One of the concerns we've heard expressed by actors when we advocate writing directly to producers and directors is "But I'm just an unknown actor, why would these big time players reply to me?" It's a good question, to be sure. We can tell you from experience that many producers, directors and stars will write back (sometimes even call) because they are impressed that you took the time to compose a well written letter and asked them for a bit of advice in the process. (People love to give advice, no matter who they are.)
In the past, before we officially started The Actor's Detective newsletter, some actors consulted with us and took our advice, writing to some of the most powerful people in the industry with great success. The connections they made helped to move their careers along on a positive track.
We will occasionally post some of these replies on this blog, especially ones that offer practical advice for pro-active performers.
The first comes from the late Sherwood Schwartz, the Hall of Fame producer responsible for two all-time American pop culture iconic TV shows. "The Brady Bunch" and "Gilligan's Island."
Though he's no longer with us, Mr. Schwartz's words still resonate to this day. Here is an excerpt from his letter:
I have enormous respect for actors. They are the bridge between the script and the audience, as are the director and the producer and all the various crafts which takes part in that transformation of the written word to the viewer.
I'm reminded of a famous joke about an actor who's performing one of Shakespeare's plays in a small town yesteryear. The cowboy's were bored with the presentation and started booing, the actor said, "Don't be mad at me. I didn't write this sh*t."
As far as some specific advice is concerned: prepare for rejection, because it's going to come. I'ts much worse to be rejected when you're an actor, because it's personal. Someone is rejecting you. When somebody rejects something I've written, it's a less direct rejection. They're just rejecting my work, not me.
You can be rejected because you're too tall for the part, or you're standing next to the lead actor who may or may not be taller or shorter or darker or lighter, etc., etc., and it may have nothing to do with your performance. In fact, as a producer who has to make a decision about two actors who both seem equally good for a certain part, I always try to explain my decision to the one who didn't get the part.
One time I was trying to make a decision for a play I wrote and it was being produced in Chicago. One of the actors, who was up for a relatively minor part, was really terrific. He was so good, in fact, in a joint decision with the director, we tested him for a larger part. He was so good in that reading, we both thought he should have a bigger part. Again, he was better than anyone else.
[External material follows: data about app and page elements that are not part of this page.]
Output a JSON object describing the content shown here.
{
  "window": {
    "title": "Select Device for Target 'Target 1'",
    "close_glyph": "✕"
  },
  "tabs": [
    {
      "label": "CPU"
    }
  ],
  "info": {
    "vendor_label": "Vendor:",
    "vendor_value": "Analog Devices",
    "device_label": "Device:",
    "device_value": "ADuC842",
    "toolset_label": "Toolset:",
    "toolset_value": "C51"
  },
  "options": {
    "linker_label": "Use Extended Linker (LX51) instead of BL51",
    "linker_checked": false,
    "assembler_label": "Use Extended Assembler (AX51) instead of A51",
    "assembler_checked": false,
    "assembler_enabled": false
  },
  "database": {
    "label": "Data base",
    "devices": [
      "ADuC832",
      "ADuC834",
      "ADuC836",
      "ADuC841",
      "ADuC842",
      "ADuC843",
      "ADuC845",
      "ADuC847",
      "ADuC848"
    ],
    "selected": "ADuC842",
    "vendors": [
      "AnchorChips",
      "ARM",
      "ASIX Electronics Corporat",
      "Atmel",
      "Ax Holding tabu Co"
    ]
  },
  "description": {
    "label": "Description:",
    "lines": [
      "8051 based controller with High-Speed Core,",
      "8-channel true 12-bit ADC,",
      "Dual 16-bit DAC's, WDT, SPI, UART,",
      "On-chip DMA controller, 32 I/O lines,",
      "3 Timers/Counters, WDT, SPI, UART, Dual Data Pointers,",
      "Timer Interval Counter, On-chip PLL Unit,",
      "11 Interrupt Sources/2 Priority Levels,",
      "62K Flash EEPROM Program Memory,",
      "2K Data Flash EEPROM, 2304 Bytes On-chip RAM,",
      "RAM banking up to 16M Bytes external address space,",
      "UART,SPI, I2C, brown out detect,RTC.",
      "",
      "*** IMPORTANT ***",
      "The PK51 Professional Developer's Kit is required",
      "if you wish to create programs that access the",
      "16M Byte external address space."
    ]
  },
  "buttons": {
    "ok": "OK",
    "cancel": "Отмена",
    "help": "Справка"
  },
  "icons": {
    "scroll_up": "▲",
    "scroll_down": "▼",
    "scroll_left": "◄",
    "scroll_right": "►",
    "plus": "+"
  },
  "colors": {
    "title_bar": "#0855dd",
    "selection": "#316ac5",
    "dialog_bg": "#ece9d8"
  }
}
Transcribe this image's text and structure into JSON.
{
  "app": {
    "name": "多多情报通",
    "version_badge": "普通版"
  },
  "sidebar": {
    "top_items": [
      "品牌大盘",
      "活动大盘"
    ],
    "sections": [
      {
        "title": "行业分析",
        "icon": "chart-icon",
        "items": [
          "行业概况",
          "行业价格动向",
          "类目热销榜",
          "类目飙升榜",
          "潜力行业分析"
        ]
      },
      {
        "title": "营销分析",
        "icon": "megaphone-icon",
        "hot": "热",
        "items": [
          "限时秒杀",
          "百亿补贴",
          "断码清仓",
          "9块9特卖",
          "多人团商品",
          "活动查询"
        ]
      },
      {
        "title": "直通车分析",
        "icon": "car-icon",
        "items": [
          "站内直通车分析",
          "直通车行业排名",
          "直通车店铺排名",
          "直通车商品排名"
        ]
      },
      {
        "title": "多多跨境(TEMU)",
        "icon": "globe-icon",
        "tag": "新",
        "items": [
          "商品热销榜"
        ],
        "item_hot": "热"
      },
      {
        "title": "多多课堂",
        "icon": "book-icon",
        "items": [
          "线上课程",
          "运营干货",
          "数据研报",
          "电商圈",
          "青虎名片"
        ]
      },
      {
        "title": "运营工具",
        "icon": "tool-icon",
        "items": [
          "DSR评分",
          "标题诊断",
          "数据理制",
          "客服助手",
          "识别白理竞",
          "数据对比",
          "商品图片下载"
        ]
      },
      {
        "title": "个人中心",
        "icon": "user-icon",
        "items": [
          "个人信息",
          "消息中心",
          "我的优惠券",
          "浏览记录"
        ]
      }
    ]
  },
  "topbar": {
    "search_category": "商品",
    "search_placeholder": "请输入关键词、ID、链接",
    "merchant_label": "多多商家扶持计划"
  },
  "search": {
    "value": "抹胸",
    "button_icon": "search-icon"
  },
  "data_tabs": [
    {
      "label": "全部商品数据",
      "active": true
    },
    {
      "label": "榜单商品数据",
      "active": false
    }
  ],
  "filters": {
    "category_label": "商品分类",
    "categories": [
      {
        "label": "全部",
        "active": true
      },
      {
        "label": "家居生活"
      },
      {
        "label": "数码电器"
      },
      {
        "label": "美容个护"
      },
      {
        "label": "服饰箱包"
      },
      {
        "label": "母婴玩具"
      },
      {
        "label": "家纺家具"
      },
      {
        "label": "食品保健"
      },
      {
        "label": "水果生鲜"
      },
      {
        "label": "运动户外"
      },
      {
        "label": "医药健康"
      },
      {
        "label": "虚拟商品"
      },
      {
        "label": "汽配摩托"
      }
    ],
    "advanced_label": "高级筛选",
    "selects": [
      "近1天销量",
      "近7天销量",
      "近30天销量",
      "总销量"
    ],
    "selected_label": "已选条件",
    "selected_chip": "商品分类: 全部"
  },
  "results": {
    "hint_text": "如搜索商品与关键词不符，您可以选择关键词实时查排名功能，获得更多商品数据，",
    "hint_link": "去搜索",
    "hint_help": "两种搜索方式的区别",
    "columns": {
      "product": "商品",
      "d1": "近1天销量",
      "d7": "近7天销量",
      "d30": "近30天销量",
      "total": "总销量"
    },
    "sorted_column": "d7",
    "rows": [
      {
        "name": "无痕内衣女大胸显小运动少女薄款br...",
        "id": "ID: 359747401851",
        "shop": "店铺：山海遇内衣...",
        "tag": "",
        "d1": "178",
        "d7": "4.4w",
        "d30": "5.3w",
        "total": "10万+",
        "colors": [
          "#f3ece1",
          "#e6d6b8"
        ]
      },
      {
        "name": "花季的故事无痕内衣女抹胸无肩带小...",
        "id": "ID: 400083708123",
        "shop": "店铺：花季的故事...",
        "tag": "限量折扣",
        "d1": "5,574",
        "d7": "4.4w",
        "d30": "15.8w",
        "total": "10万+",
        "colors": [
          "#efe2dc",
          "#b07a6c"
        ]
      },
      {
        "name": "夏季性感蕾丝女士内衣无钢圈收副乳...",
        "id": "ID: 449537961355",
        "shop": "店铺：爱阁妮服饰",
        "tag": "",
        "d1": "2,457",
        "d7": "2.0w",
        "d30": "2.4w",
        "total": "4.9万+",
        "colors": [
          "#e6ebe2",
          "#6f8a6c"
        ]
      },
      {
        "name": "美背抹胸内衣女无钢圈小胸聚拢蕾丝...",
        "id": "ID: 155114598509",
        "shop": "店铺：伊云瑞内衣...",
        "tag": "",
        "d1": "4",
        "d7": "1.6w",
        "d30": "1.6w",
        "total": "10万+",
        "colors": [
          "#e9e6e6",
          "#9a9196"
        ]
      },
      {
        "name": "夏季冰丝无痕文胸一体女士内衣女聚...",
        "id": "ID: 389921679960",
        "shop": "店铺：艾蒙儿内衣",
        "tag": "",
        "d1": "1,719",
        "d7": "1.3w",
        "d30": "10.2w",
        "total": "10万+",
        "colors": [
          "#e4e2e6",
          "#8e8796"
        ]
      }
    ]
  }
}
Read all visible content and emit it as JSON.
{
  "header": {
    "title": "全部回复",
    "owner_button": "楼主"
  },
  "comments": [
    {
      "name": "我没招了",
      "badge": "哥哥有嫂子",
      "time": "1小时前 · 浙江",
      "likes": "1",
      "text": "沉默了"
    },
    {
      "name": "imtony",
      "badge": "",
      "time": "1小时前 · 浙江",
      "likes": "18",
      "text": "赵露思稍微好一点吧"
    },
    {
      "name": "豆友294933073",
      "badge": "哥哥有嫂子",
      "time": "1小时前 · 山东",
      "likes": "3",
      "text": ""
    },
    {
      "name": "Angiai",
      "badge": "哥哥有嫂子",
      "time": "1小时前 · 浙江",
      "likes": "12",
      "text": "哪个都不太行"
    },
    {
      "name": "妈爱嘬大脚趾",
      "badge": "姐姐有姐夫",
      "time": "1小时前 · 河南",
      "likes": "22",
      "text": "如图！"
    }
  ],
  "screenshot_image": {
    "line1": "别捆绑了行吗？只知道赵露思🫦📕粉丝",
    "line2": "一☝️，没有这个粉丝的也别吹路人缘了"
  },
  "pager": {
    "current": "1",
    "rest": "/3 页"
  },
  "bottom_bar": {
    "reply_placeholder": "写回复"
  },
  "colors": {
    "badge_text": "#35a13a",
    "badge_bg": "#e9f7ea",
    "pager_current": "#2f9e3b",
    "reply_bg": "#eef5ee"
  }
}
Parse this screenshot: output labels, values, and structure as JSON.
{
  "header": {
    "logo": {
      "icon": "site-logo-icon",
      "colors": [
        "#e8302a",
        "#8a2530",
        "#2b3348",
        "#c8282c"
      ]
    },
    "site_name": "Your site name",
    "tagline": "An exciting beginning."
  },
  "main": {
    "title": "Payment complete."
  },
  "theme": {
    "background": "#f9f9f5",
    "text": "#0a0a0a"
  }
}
Then finally, we both offered him any other male part except the starring role, and we suggested he should be in Hollywood instead of Chicago. No, he wasn't Clark Gable but he was Harvey Korman, who took our advice, came to Hollywood, and became a star on the "Carol Burnett Show," and has done many other roles since.
People will notice talent. I could tell you many other stories like that. Whether you're in a commercial, or have a bit part in a movie or TV show, just do your best because it can always lead to something more important.
As an actor, nobody will give you a job because they like you. They will give you a job because it's good for them. It's strictly quid pro quo. Nobody is doing anybody a favor.
As someone once said, "Have you ever noticed how good luck comes to the people who work the hardest?"
- Sherwood Schwartz